Originally published in the Richmond Hill Liberal (November 2018) by Andrea Kulesh, President
Historically, Yonge Street has undergone constant improvement since its early beginnings. Currently, the town is experiencing construction of the new Metrolinx transportation system, “an integrated multimodal regional system that puts the traveller’s needs first.” In 1795, John Graves Simcoe, Upper Canada’s first Lieutenant-Governor, made similar plans, by engineering a highway using Aboriginal trails leading to Lake Simcoe, naming it after his friend, Sir George Yonge. This route would be a protected inland passage which had strategic and commercial potential. His troops cut away heavy bush to create a safe route for military and settlers alike.

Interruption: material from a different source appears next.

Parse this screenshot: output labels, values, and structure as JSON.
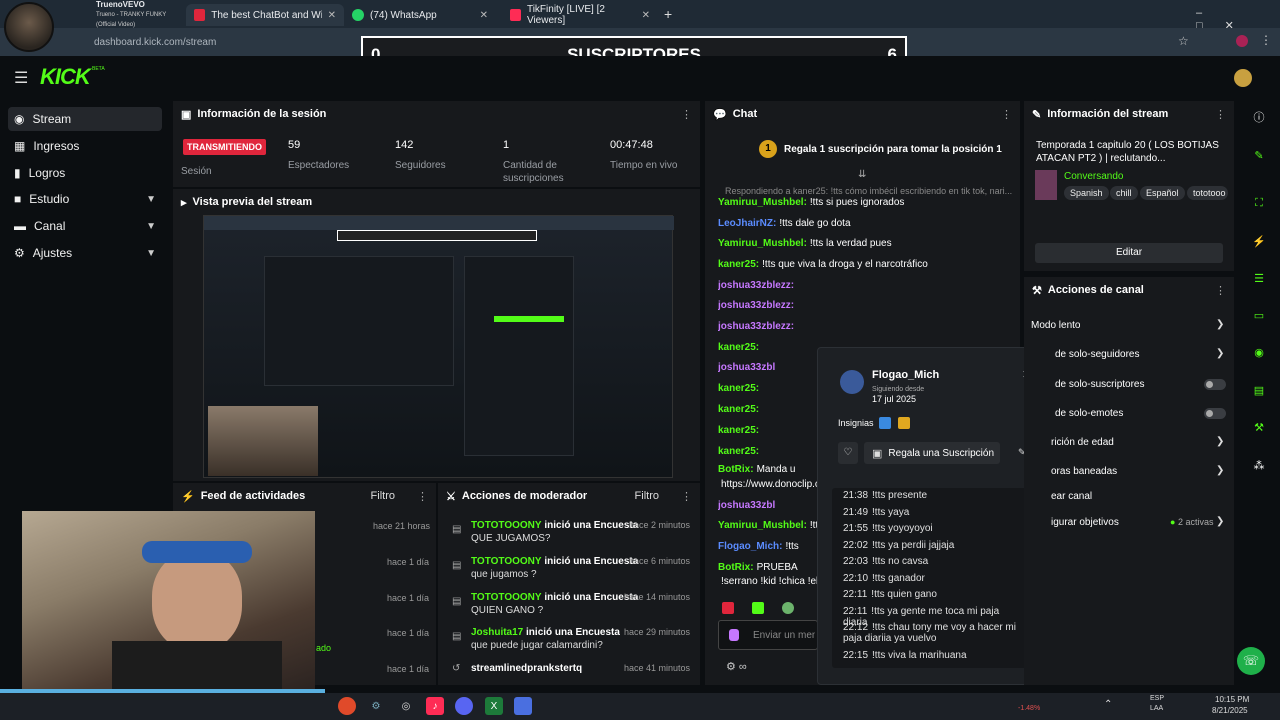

Beginning as a muddy, stumpy walking trail, it slowly evolved and in the later 1800s was given a flattened gravel surface. People walked, rode horses and wagons to reach the new land opened up to settlers who were building farms, villages and towns along the route.
In 1894, the Metropolitan Street Railway Company proposed a new technology — an electric service connecting towns north of the city. Construction was completed in 1897 and Richmond Hill welcomed the new Radial Line as a link with established industrial and commercial activity. The line began in north Toronto and in time, eventually made its way to Sutton on Lake Simcoe. Service was four daily round trips between Richmond Hill and Toronto’s city limits. A one-way trip took 45 minutes, for 40 cents (65 cents, return).
In early 1930, the TYRR Metropolitan Division decided that the service was no longer viable and was closed down. The line was losing money and road competition was the main reason. Between 1925 and 1930, auto and truck traffic increased along Yonge Street from 4,925 to 11,163 per day, and bus traffic from two to 188 per day. Reeves from Richmond Hill, Markham, Vaughan and North York joined together and began the North Yonge Railway using the abandoned lines, with the new service beginning in July 1930. For 18 years this electric “streetcar” continued to move people around for work and pleasure, finally ending in October 1948 — replaced with TTC buses. This was the last surviving Toronto “Radial” — the end of an era, a mode of transportation that indeed put the “traveller’s needs first.”
—Andrea Kulesh is president of the Richmond Hill Historical Society and has been a member since 2004. The society can be found at www.rhhs.ca.
This past February, Richmond Hill Public Library’s Local History and Genealogy Librarian Peter Wilson shared the story of Susannah Maxwell, one of Richmond Hill’s prominent historical figures with the Richmond Hill Liberal.
At the time of her death in February of 1923, she had reached the astounding age of 117 and only a month short of her next birthday. She was likely the oldest person in Canada at the time of her death, made even more remarkable by the life she led. Born to free black parents in Lancaster County, Pennsylvania, she barely escaped being captured and sold into slavery after the passing of the Fugitive Slave Act of 1850. She and her family escaped to Canada via the Underground Railroad, eventually settling in the Brick Tenement on Yonge Street across from St. Mary’s Anglican Church.
While Susannah could earn what was known as a York Shilling, or about 12.5 cents per day in Richmond Hill, she could make as much as 50 cents per day 7 miles away in Markham. To support her family she would make the trek until she collapsed on her way home in a blizzard. She likely would have died if she had not been found by a dog who alerted others to her location. She eventually ran a laundry business out of her home with two of her daughters, Mary and Matilda, or Tillie as she was known. Mary died in 1899 and the Village Council agreed to pay for her funeral and grave in the Presbyterian Cemetery. Tillie died in 1920.
Susannah was an early orphan, and early widow and a mother who outlived all of her children.
Read the full story in the Richmond Hill Liberal. The story was also picked up by CityNEWS and was broadcast on February 28, 2019 and is viewable through their website.
Bert Hunt Bench Dedication Mill Pond Park – North of Mill Street on the walkway halfway towards the north end of the pond.
On behalf of the RHHS Executive Committee, we are pleased to extend an invitation to members who would like to attend the dedication of a park bench in Bert Hunt’s honour at Mill Pond, Tuesday August 28th, 2018 at 7:00 p.m.
Mayor Barrow will be on hand to dedicate the bench to Bert Hunt who was a great advocate of history and heritage in Richmond Hill. In his later years he was most adamant that Richmond Hill should have a larger museum and set into motion a flurry of meetings and feasibility studies to see if this was a possibility – to be included in the future Richmond Hill’s cultural plans.
In 2017, the Richmond Hill Historical Society gave the first Certificate of Recognition-The Bert Hunt Heritage Award and will continue to do so every year going forward to a deserving recipient. We are proud to be able to honour Bert Hunt in this way and are sure Bert would be very glad to have his name on a bench at Mill Pond where people can relax and ponder about the past and the future of his beloved town of Richmond Hill.